Out-Law News | 16 Oct 2017 | 11:56 am | 1 min. read
Investment management firm Secure Capital brought a claim against Credit Suisse for breach of contract over bearer notes issued by the bank, in which it held an interest. The longevity notes were linked to life insurance policies and payment was contingent on mortality rates amongst a set of "reference lives" related to the policies.
Secure Capital claimed the information provided in the issuance documentation was misleading because mortality tables used to generate the estimated life expectancies were shortly to be updated in a way that would significantly increase the life expectancies. This would render the notes worthless.
Handing down judgment, the CoA said the firm could not sue Credit Suisse for breach of contract, because it was not the bearer of the notes and the English law which applied did not allow any party which was not the bearer to issue a claim.
The CoA judgment agreed with the High Court, which granted Credit Suisse summary judgment in 2015. Both courts held that the notes were governed by English law and Secure Capital was not in a contractual relationship with Credit Suisse.

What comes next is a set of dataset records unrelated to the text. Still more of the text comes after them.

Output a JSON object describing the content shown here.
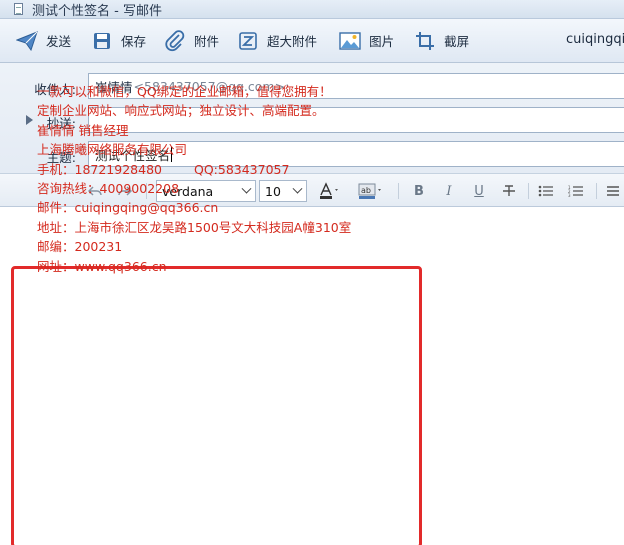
{
  "window": {
    "title": "测试个性签名 - 写邮件"
  },
  "toolbar": {
    "buttons": [
      {
        "id": "send",
        "label": "发送",
        "icon": "send-icon"
      },
      {
        "id": "save",
        "label": "保存",
        "icon": "save-icon"
      },
      {
        "id": "attach",
        "label": "附件",
        "icon": "paperclip-icon"
      },
      {
        "id": "big_attach",
        "label": "超大附件",
        "icon": "big-attachment-icon"
      },
      {
        "id": "image",
        "label": "图片",
        "icon": "image-icon"
      },
      {
        "id": "screenshot",
        "label": "截屏",
        "icon": "crop-icon"
      }
    ],
    "account": "cuiqingqing"
  },
  "fields": {
    "to_label": "收件人:",
    "to_name": "崔情情",
    "to_email": "<583437057@qq.com>;",
    "cc_label": "抄送:",
    "cc_value": "",
    "subject_label": "主题:",
    "subject_value": "测试个性签名"
  },
  "format": {
    "font_family": "verdana",
    "font_size": "10"
  },
  "signature": {
    "lines": [
      "一款可以和微信，QQ绑定的企业邮箱，值得您拥有！",
      "定制企业网站、响应式网站；独立设计、高端配置。",
      "崔情情  销售经理",
      "上海腾曦网络服务有限公司",
      "手机：18721928480",
      "咨询热线：4009002208",
      "邮件：cuiqingqing@qq366.cn",
      "地址：上海市徐汇区龙吴路1500号文大科技园A幢310室",
      "邮编：200231",
      "网址：www.qq366.cn"
    ],
    "qq": "QQ:583437057"
  },
  "colors": {
    "signature_text": "#d42a1e",
    "highlight_box": "#e22a2a"
  }
}
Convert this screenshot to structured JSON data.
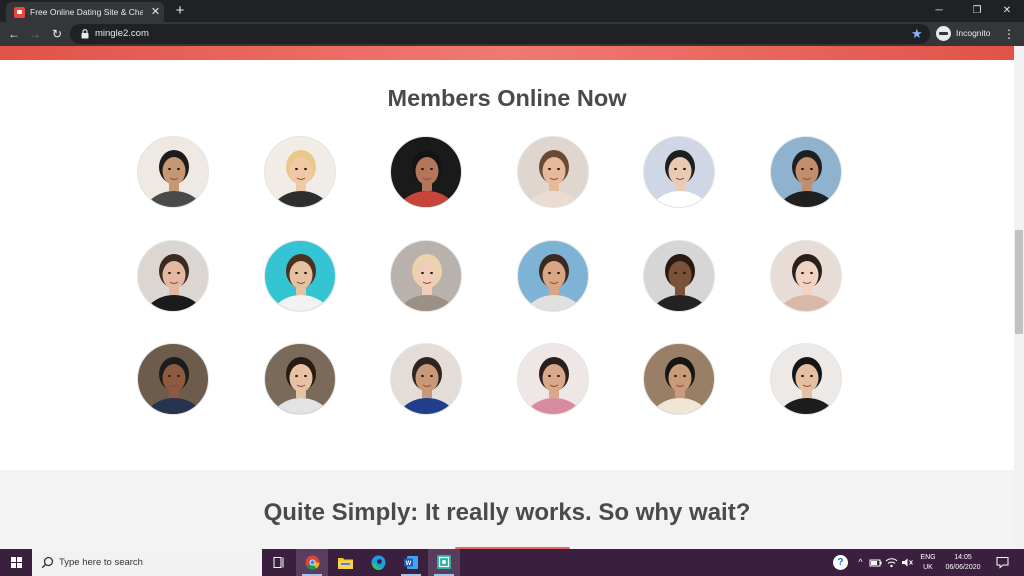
{
  "browser": {
    "tab_title": "Free Online Dating Site & Chat A",
    "tab_close": "✕",
    "new_tab": "+",
    "url": "mingle2.com",
    "profile_label": "Incognito",
    "window_controls": {
      "minimize": "─",
      "restore": "❐",
      "close": "✕"
    },
    "nav": {
      "back": "←",
      "forward": "→",
      "reload": "↻"
    },
    "bookmark_star": "★",
    "menu": "⋮"
  },
  "page": {
    "accent_color": "#e25248",
    "members_title": "Members Online Now",
    "cta_title": "Quite Simply: It really works. So why wait?",
    "members": [
      {
        "name": "member-photo-1",
        "bg": "#efe9e4",
        "skin": "#c69774",
        "hair": "#1c1c1c",
        "shirt": "#4a4a4a"
      },
      {
        "name": "member-photo-2",
        "bg": "#f1ece6",
        "skin": "#f0c8a6",
        "hair": "#e7c98a",
        "shirt": "#2e2e2e"
      },
      {
        "name": "member-photo-3",
        "bg": "#1a1a1a",
        "skin": "#b4765a",
        "hair": "#141414",
        "shirt": "#c8453c"
      },
      {
        "name": "member-photo-4",
        "bg": "#dfd7cf",
        "skin": "#e6b99a",
        "hair": "#6b4a33",
        "shirt": "#e9ddd2"
      },
      {
        "name": "member-photo-5",
        "bg": "#cfd6e6",
        "skin": "#e9cbb4",
        "hair": "#1e1e1e",
        "shirt": "#ffffff"
      },
      {
        "name": "member-photo-6",
        "bg": "#8fb2cf",
        "skin": "#c48e6e",
        "hair": "#1f1f1f",
        "shirt": "#1f1f1f"
      },
      {
        "name": "member-photo-7",
        "bg": "#dcd6d2",
        "skin": "#e2b9a0",
        "hair": "#3b2a22",
        "shirt": "#1b1b1b"
      },
      {
        "name": "member-photo-8",
        "bg": "#35c4d4",
        "skin": "#e6c0a0",
        "hair": "#4a3121",
        "shirt": "#f2f2f2"
      },
      {
        "name": "member-photo-9",
        "bg": "#b9b1ab",
        "skin": "#efcdb6",
        "hair": "#e8d3aa",
        "shirt": "#9b8f86"
      },
      {
        "name": "member-photo-10",
        "bg": "#7fb3d6",
        "skin": "#d8a585",
        "hair": "#3a2a20",
        "shirt": "#e0e0e0"
      },
      {
        "name": "member-photo-11",
        "bg": "#d6d6d6",
        "skin": "#7a5139",
        "hair": "#2a1a12",
        "shirt": "#222222"
      },
      {
        "name": "member-photo-12",
        "bg": "#e7dcd6",
        "skin": "#f0d3c2",
        "hair": "#2a1f1c",
        "shirt": "#d9b8a8"
      },
      {
        "name": "member-photo-13",
        "bg": "#6d5b4c",
        "skin": "#8b5a3f",
        "hair": "#1c1c1c",
        "shirt": "#28344f"
      },
      {
        "name": "member-photo-14",
        "bg": "#7a6a5a",
        "skin": "#e6c1a3",
        "hair": "#2a1a14",
        "shirt": "#e3e3e3"
      },
      {
        "name": "member-photo-15",
        "bg": "#e4dcd6",
        "skin": "#c8987a",
        "hair": "#2f2420",
        "shirt": "#1f3f8c"
      },
      {
        "name": "member-photo-16",
        "bg": "#efe6e6",
        "skin": "#d8a888",
        "hair": "#2a1f1c",
        "shirt": "#d78aa0"
      },
      {
        "name": "member-photo-17",
        "bg": "#9a7f67",
        "skin": "#c99b78",
        "hair": "#161616",
        "shirt": "#efe6d6"
      },
      {
        "name": "member-photo-18",
        "bg": "#ece9e6",
        "skin": "#e6c0a2",
        "hair": "#151515",
        "shirt": "#1d1d1d"
      }
    ]
  },
  "taskbar": {
    "search_placeholder": "Type here to search",
    "language": "ENG",
    "region": "UK",
    "time": "14:05",
    "date": "06/06/2020",
    "colors": {
      "bar": "#3a1f3f",
      "active": "#5a3d5e"
    }
  }
}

Financial litigation expert Stuart McNeill of Pinsent Masons, the law firm behind Out-Law.com, said Secure Capital argued that Luxembourg law – which governed settlement system Clearstream - gave it a statutory right to sue as if they were the holder of the notes.
However this argument was also rejected by the CoA, which said the only party with the rights to sue Credit Suisse was Bank of New York Mellon (BNYM), which held the notes as Clearstream's custodian.
“Credit Suisse could be sued in tort, but for whatever reason Secure Capital's claim was not pleaded that way,” McNeill said.
The CoA said: “In the case of immobilised securities, Clearstream and other settlement systems exist to facilitate efficient trading in interests in securities, not in the securities themselves. The fact that security issues are organised in this way so as to facilitate such trading is nothing to the point."
“Participants in the market know that they are trading in interests, not in the underlying securities. They are interests in contractual arrangements constituted by the notes and ancillary documents. The documents expressly provide for English law to be the proper law and expressly identify the parties who may either generally or in limited circumstances sue for breach of the terms of the notes. Those provisions are as much part of the package of rights as the payment terms and any other terms of the notes. Market participants trade in interests in that total package of rights,” the CoA said.